The water shrew (Sorex palustris) has large hind feet. The third and fourth toes are partially webbed and a fringe of stiff whitish hairs mat between the other toes to assist the shrew in swimming and provide warmth in winter. Guard hairs keep the shrew warm and dry trapping air bubbles in its fur.

The guard hairs have another interesting adaptation. A microscopic view of the guard in cross-section shows the hair is shaped like the capital letter "H." This unusual shape provides a lot more surface are for air to adhere to each hair. So many air bubbles are trapped that the swimming shrew appears silvery under water like a speeding little bullet. On the other hand, all those trapped bubbles make the shrew extremely buoyant, and it can only stay submerged for about 48 seconds. When finished swimming and foraging, the water shrew stops, and trapped air bobs it back to the surface.

Water shrews dive and forage in cool, well-oxygenated streams for aquatic insects, especially the nymphs of stoneflies, mayflies, caddisflies, crane flies and occasionally small fish. Such delicacies are found by probing the bottom mud and crevices of submerged rocks with its nose. It also feeds on land for snails, earthworms and flies. The water shrew has to escape predators like weasels, hawks, owls, snakes and fish to survive.

Shrews live hard and fast. Like all shrews, their heartbeats race quickly, their metabolisms are fast and a "full life" lasts about 18 months. Water shrews may feed every 10 minutes, although they can survive up to three hours without eating. A more typical pattern is 30 minutes of foraging followed by 60 minutes of resting. Shrews are active day and night in an activity pattern referred to as arrhythmic.

Water shrews are mainly found in the northern two-thirds of Wisconsin, north of the tension zone near streams, lakes and wetlands. In winter they may hide out in the tangle of sticks that form beaver or muskrat lodges. They are also at home in the jumbled rocks, logs and undercut banks along forested streams. The shrew's dense velvety fur keeps it warm. Also air trapped between sticks and the water is often much warmer than the surrounding winter weather.

Water shrews are early breeders. Mating activity starts in late January and continues through late summer. A typical litter includes five to seven offspring and adults may have one to three litters in their 18-month life span. Nests are usually constructed in tunnels and in or under hollow logs. The nests are composed of shredded grasses and leaves. Young are weaned and independent at four weeks of age.

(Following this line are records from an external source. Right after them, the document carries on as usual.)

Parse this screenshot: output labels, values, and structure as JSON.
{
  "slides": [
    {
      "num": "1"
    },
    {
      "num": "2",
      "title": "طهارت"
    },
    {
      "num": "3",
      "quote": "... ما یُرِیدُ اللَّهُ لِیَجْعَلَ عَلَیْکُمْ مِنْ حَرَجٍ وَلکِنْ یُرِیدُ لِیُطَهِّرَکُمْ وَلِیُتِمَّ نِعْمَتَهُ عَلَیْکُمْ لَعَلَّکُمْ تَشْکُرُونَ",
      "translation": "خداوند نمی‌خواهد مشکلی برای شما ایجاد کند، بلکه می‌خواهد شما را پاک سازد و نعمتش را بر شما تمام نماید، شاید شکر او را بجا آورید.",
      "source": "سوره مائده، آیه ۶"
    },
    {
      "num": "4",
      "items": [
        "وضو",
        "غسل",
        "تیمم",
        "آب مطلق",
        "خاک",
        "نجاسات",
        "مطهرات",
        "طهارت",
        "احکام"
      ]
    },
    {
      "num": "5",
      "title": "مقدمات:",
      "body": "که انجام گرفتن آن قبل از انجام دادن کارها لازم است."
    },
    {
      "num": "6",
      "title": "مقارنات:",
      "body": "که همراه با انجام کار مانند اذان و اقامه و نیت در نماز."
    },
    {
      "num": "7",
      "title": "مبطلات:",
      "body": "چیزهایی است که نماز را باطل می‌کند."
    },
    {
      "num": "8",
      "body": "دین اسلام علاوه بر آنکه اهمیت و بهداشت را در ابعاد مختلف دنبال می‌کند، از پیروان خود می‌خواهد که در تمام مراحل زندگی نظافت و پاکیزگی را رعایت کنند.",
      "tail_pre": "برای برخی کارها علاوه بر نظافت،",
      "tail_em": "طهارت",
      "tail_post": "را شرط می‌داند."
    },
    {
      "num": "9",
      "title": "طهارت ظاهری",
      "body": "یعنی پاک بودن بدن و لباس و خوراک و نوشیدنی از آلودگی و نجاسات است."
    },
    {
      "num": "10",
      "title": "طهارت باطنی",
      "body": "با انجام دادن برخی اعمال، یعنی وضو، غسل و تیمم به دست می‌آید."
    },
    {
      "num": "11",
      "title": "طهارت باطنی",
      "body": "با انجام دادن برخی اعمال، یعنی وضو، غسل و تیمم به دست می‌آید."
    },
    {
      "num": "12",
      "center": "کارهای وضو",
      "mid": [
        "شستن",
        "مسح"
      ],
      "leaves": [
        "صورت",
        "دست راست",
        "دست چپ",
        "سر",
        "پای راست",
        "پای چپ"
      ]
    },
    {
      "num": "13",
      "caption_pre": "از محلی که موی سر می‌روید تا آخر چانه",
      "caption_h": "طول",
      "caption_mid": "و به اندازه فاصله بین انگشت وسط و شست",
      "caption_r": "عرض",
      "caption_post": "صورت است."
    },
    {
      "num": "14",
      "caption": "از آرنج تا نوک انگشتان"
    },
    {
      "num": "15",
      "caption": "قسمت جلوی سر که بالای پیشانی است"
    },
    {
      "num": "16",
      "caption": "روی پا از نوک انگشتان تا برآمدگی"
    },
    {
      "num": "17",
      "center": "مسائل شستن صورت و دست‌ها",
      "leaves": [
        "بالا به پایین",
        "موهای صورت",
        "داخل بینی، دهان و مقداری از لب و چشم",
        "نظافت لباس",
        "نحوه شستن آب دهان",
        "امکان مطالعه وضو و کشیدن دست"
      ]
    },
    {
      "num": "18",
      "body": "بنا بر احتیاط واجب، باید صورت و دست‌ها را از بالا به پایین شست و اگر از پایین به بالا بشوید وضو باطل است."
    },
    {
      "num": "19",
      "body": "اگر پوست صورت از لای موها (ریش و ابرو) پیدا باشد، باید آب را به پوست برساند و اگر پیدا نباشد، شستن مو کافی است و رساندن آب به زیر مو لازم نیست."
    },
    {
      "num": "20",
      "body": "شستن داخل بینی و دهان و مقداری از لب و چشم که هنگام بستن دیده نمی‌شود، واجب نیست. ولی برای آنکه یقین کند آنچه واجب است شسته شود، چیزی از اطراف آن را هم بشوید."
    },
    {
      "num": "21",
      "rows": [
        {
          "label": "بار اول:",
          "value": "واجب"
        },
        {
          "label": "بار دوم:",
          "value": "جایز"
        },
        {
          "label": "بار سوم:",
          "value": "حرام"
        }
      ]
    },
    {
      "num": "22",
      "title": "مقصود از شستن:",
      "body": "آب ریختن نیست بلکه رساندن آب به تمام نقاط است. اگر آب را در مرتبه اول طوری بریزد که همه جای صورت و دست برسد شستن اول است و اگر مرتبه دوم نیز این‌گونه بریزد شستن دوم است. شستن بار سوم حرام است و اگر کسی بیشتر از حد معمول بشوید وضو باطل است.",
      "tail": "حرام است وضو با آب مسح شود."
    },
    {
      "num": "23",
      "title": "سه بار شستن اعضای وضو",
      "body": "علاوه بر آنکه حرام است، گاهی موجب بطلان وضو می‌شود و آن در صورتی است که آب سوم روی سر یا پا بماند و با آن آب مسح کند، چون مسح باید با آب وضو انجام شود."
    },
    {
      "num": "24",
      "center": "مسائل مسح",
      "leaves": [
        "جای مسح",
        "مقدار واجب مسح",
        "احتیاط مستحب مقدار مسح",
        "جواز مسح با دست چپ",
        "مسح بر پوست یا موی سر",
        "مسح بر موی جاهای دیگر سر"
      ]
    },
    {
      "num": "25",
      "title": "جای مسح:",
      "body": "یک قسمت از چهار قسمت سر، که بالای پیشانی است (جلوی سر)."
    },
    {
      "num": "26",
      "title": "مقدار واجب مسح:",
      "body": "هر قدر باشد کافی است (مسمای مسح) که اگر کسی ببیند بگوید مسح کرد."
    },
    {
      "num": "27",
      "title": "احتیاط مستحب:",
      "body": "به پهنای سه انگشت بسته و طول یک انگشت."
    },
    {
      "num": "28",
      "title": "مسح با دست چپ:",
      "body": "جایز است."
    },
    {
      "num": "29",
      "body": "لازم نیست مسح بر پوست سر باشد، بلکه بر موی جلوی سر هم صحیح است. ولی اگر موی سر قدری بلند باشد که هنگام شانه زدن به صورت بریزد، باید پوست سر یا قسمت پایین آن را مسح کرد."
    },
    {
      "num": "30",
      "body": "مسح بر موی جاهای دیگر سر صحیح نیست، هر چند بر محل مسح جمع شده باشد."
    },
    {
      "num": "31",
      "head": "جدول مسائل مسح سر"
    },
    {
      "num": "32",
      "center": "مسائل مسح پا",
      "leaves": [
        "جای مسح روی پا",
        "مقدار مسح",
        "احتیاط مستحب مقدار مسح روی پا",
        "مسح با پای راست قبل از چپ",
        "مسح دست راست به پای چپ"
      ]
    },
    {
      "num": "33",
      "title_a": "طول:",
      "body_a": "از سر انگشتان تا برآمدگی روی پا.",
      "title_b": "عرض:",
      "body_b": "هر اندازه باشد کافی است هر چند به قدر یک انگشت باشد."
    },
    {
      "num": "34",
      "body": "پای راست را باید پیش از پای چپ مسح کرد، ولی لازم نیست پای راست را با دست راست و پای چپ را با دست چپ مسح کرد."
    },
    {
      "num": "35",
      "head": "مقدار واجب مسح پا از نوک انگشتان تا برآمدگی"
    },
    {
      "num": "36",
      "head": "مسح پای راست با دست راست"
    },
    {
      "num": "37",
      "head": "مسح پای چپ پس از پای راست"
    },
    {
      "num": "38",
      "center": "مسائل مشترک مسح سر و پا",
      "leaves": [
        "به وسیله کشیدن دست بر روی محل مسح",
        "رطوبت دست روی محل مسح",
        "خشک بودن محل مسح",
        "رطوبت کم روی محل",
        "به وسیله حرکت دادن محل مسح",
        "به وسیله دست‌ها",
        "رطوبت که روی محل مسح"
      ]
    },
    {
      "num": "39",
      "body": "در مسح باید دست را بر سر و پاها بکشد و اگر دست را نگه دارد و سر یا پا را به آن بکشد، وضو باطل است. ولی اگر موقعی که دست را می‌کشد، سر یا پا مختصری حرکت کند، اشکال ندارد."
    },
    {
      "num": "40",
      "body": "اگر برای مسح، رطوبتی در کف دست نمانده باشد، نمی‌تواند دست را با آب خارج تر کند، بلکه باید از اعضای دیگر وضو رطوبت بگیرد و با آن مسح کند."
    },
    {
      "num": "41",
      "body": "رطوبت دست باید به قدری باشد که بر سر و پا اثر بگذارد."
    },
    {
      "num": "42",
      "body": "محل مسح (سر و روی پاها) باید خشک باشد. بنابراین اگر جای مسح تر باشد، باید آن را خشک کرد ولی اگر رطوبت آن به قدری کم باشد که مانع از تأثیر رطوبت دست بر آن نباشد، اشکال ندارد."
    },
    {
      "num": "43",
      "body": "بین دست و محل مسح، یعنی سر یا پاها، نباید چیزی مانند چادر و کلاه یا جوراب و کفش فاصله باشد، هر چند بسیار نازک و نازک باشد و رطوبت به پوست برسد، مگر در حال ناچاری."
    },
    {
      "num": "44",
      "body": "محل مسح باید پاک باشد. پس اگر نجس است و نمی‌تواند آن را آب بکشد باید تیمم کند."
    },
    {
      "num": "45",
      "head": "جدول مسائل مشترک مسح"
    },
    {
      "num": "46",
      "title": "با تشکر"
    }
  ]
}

So if you see a black mouse-like creature walking on water, bobbing or swimming, your eyes are not playing tricks on you. You are one of the fortunate few to catch a glimpse of the secretive water shrew at work on the water.

Ann Bailey Dunn writes from Campton, Kentucky.